A GamerGate tactic goes mainstream and the mainstream media backs down fast.
When Jim DeMint wanted to dis a TV interviewer’s suggestion that Obamacare has merits as well as flaws, the former senator and tea partyer used a handy putdown: “You can put all that under the category of fake news.”
When conspiracy theorist Alex Jones wanted to deny a CNN report that Ivanka Trump would take over the East Wing offices traditionally occupied by the first lady, he used the same label.
And when a writer for an arch-conservative website needed a putdown for ABC’s chief White House correspondent Jonathan Karl, he reached for the obvious: “fake-news propagandist.”
Fake news has a real meaning — deliberately constructed lies, in the form of news articles, meant to mislead the public. For example: The one falsely claiming that Pope Francis had endorsed Donald Trump, or the one alleging without basis that Hillary Clinton would be indicted just before the election.
But though the term hasn’t been around long, its meaning already is lost. Faster than you could say “Pizzagate,” the label has been co-opted to mean any number of completely different things: Liberal claptrap. Or opinion from left-of-center. Or simply anything in the realm of news that the observer doesn’t like to hear.
“The speed with which the term became polarized and in fact a rhetorical weapon illustrates how efficient the conservative media machine has become,” said George Washington University professor Nikki Usher.
As Jeremy Peters wrote in the New York Times: “Conservative cable and radio personalities, top Republicans and even Mr. Trump himself . . . have appropriated the term and turned it against any news they see as hostile to their agenda.”

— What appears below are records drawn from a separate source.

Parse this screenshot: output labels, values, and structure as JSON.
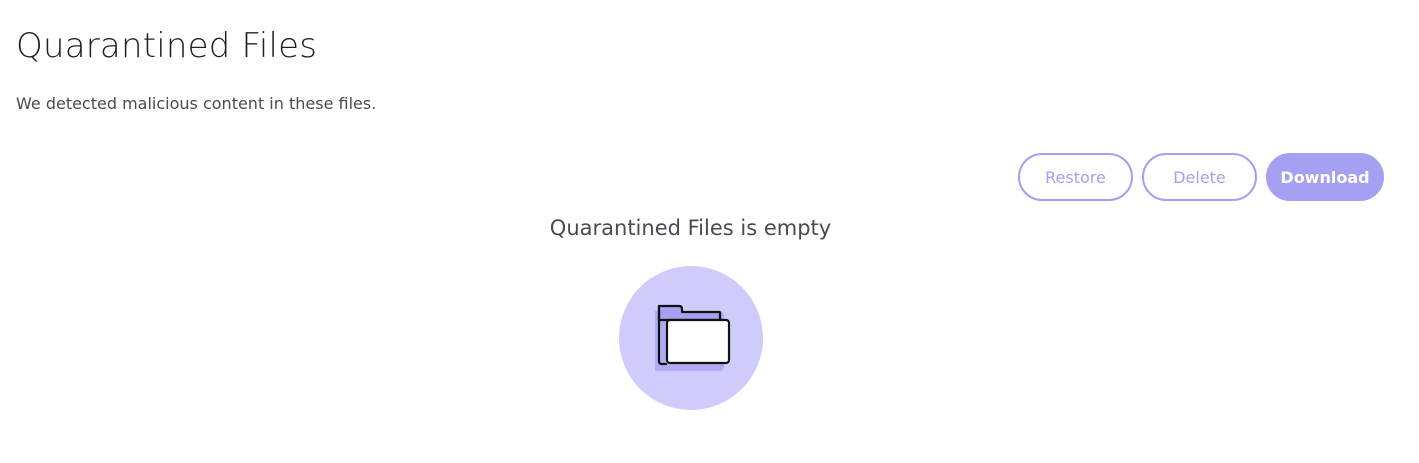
{
  "header": {
    "title": "Quarantined Files",
    "subtitle": "We detected malicious content in these files."
  },
  "toolbar": {
    "restore_label": "Restore",
    "delete_label": "Delete",
    "download_label": "Download"
  },
  "empty_state": {
    "message": "Quarantined Files is empty",
    "icon": "folder-icon"
  },
  "colors": {
    "accent": "#a6a0f2",
    "circle_bg": "#cfccfb",
    "folder_back": "#a6a0f2",
    "text_dark": "#1f1f24",
    "text_muted": "#4a4a55"
  }
}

So, here’s a modest proposal for the truth-based community.
Let’s get out the hook and pull that baby off stage. Yes: Simply stop using it.

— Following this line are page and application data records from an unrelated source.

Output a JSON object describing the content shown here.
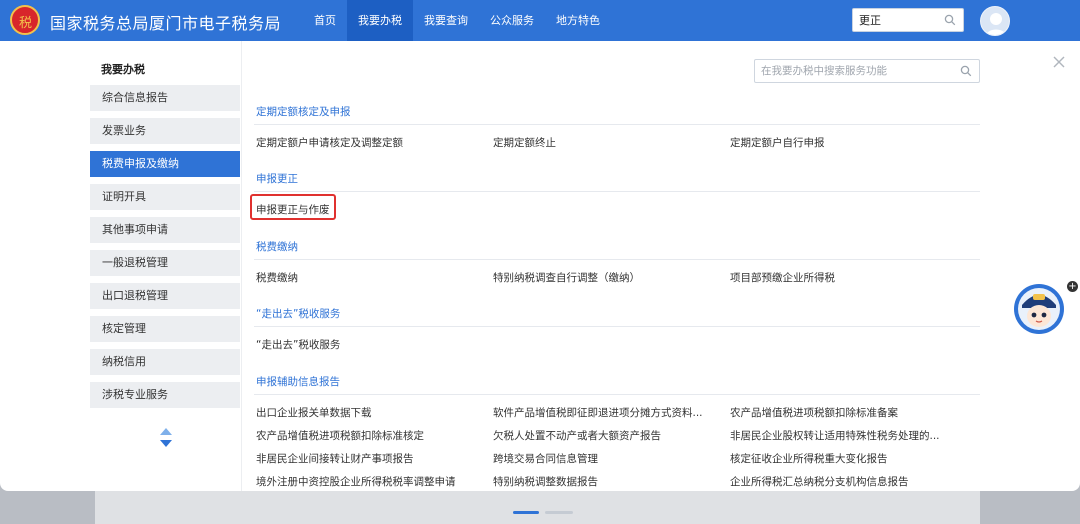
{
  "header": {
    "emblem_text": "税",
    "site_title": "国家税务总局厦门市电子税务局",
    "nav": [
      {
        "label": "首页"
      },
      {
        "label": "我要办税"
      },
      {
        "label": "我要查询"
      },
      {
        "label": "公众服务"
      },
      {
        "label": "地方特色"
      }
    ],
    "active_nav": "我要办税",
    "search_value": "更正"
  },
  "sidebar": {
    "title": "我要办税",
    "items": [
      {
        "label": "综合信息报告"
      },
      {
        "label": "发票业务"
      },
      {
        "label": "税费申报及缴纳"
      },
      {
        "label": "证明开具"
      },
      {
        "label": "其他事项申请"
      },
      {
        "label": "一般退税管理"
      },
      {
        "label": "出口退税管理"
      },
      {
        "label": "核定管理"
      },
      {
        "label": "纳税信用"
      },
      {
        "label": "涉税专业服务"
      }
    ],
    "active_item": "税费申报及缴纳"
  },
  "content": {
    "search_placeholder": "在我要办税中搜索服务功能",
    "sections": [
      {
        "title": "定期定额核定及申报",
        "items": [
          "定期定额户申请核定及调整定额",
          "定期定额终止",
          "定期定额户自行申报"
        ]
      },
      {
        "title": "申报更正",
        "items": [
          "申报更正与作废"
        ]
      },
      {
        "title": "税费缴纳",
        "items": [
          "税费缴纳",
          "特别纳税调查自行调整（缴纳）",
          "项目部预缴企业所得税"
        ]
      },
      {
        "title": "“走出去”税收服务",
        "items": [
          "“走出去”税收服务"
        ]
      },
      {
        "title": "申报辅助信息报告",
        "items": [
          "出口企业报关单数据下载",
          "软件产品增值税即征即退进项分摊方式资料...",
          "农产品增值税进项税额扣除标准备案",
          "农产品增值税进项税额扣除标准核定",
          "欠税人处置不动产或者大额资产报告",
          "非居民企业股权转让适用特殊性税务处理的...",
          "非居民企业间接转让财产事项报告",
          "跨境交易合同信息管理",
          "核定征收企业所得税重大变化报告",
          "境外注册中资控股企业所得税税率调整申请",
          "特别纳税调整数据报告",
          "企业所得税汇总纳税分支机构信息报告"
        ]
      }
    ],
    "highlighted_item": "申报更正与作废"
  },
  "colors": {
    "brand_blue": "#2f73d6",
    "nav_active": "#1d5fc3",
    "highlight_red": "#e0312f",
    "sidebar_bg": "#eceef1"
  },
  "icons": [
    "search-icon",
    "close-icon",
    "emblem-icon",
    "user-avatar-icon",
    "scroll-arrows-icon",
    "mascot-icon",
    "plus-icon"
  ]
}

The Alt-Right and conservatives managed to jujitsu the rhetorical term “fake news” so easily because the best rhetoric is rooted in truth. And because it is readily observable that no one reports more false information than the mainstream media, there were far more examples that could be reasonably described as “fake news” to be found in the mainstream media than were being spread around social media by the Right. Ergo, it stuck to them rather than to their targets, and blew up in their faces.

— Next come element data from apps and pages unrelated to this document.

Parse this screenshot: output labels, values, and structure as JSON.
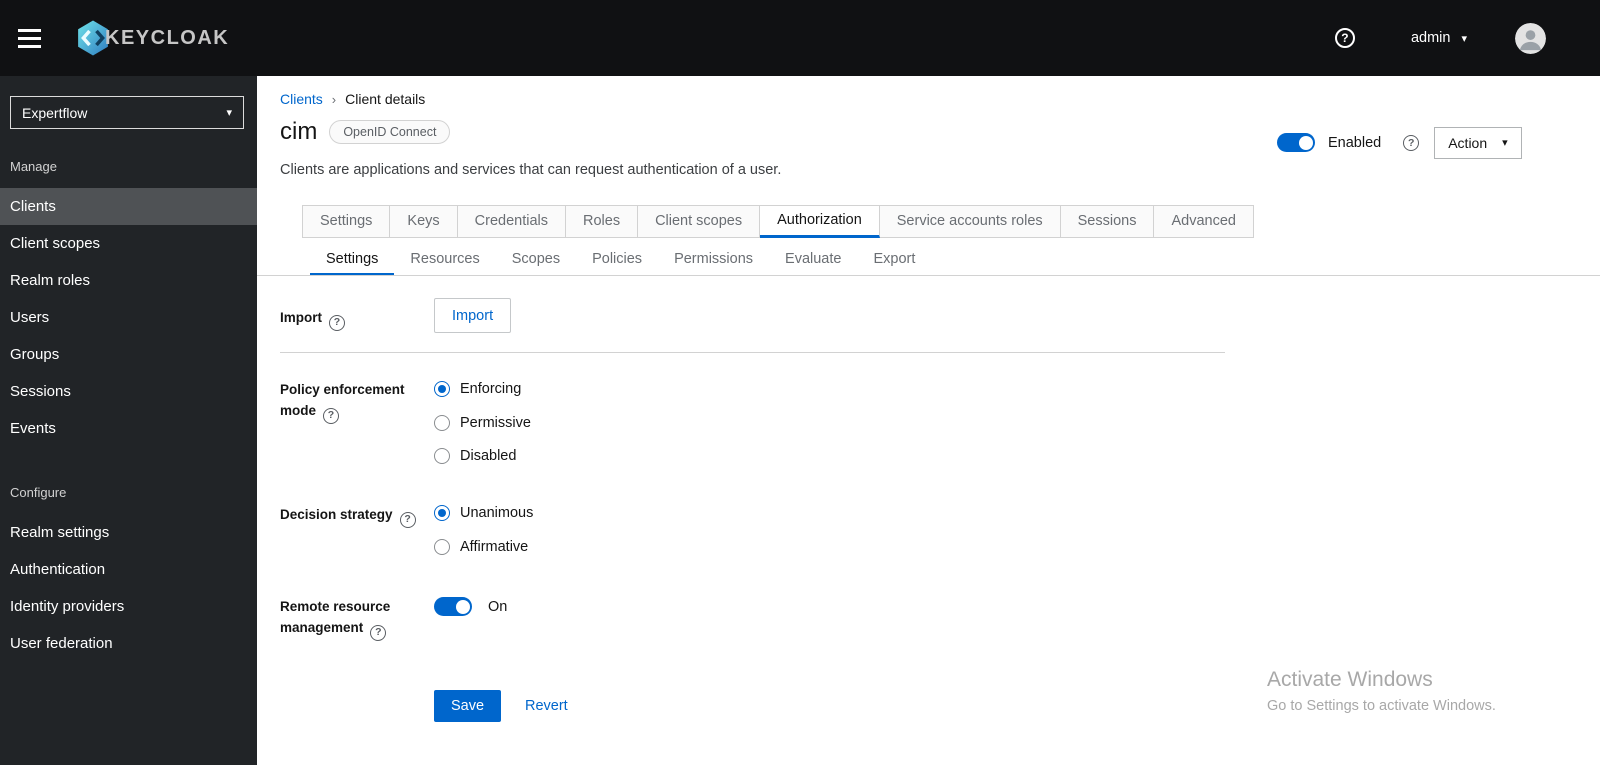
{
  "masthead": {
    "brand": "KEYCLOAK",
    "user": "admin"
  },
  "sidebar": {
    "realm": "Expertflow",
    "sections": [
      {
        "title": "Manage",
        "items": [
          "Clients",
          "Client scopes",
          "Realm roles",
          "Users",
          "Groups",
          "Sessions",
          "Events"
        ]
      },
      {
        "title": "Configure",
        "items": [
          "Realm settings",
          "Authentication",
          "Identity providers",
          "User federation"
        ]
      }
    ],
    "active_item": "Clients"
  },
  "breadcrumb": {
    "link": "Clients",
    "separator": "›",
    "current": "Client details"
  },
  "page": {
    "title": "cim",
    "badge": "OpenID Connect",
    "description": "Clients are applications and services that can request authentication of a user.",
    "enabled_toggle_label": "Enabled",
    "enabled_toggle_state": "on",
    "action_button": "Action"
  },
  "tabs": [
    "Settings",
    "Keys",
    "Credentials",
    "Roles",
    "Client scopes",
    "Authorization",
    "Service accounts roles",
    "Sessions",
    "Advanced"
  ],
  "active_tab": "Authorization",
  "subtabs": [
    "Settings",
    "Resources",
    "Scopes",
    "Policies",
    "Permissions",
    "Evaluate",
    "Export"
  ],
  "active_subtab": "Settings",
  "form": {
    "import_label": "Import",
    "import_button": "Import",
    "policy_label": "Policy enforcement mode",
    "policy_options": [
      "Enforcing",
      "Permissive",
      "Disabled"
    ],
    "policy_selected": "Enforcing",
    "decision_label": "Decision strategy",
    "decision_options": [
      "Unanimous",
      "Affirmative"
    ],
    "decision_selected": "Unanimous",
    "remote_label": "Remote resource management",
    "remote_state": "On",
    "save_button": "Save",
    "revert_link": "Revert"
  },
  "watermark": {
    "line1": "Activate Windows",
    "line2": "Go to Settings to activate Windows."
  },
  "icons": {
    "help": "?",
    "caret": "▾"
  },
  "colors": {
    "accent": "#0066cc",
    "masthead_bg": "#101113",
    "sidebar_bg": "#212427",
    "sidebar_active_bg": "#4f5255"
  }
}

That doesn’t mean the tactic will work every time, only when the truth is more in line with the Right’s use of the rhetorical term than the Left’s. Of course, that will be most of the time, as the shameless dishonesty in this piece demonstrates:
“the label has been co-opted to mean any number of completely different things: Liberal claptrap. Or opinion from left-of-center. Or simply anything in the realm of news that the observer doesn’t like to hear.”
No, it hasn’t, as it was instead applied to mean false information presented as accurate news by the mainstream media. Notice that Left can’t afford to be completely honest even when they are affecting to do so, which is why they will always be vulnerable to rhetorical jujitsu of this sort. And on a tangential note, observe that this is why larping and “mocking” the media by playing along with its narrative is always a mistake, as doing so strengthens their rhetoric and eliminates the possibility of turning it around on them.
If you don’t understand the tactic’s connection to #GamerGate, it is an application of the frequently used GG tactic of taking over enemy hashtags, also known as “all ur hashtag are belong to us”. I even described this specific tactic in modest detail in SJWs Always Lie.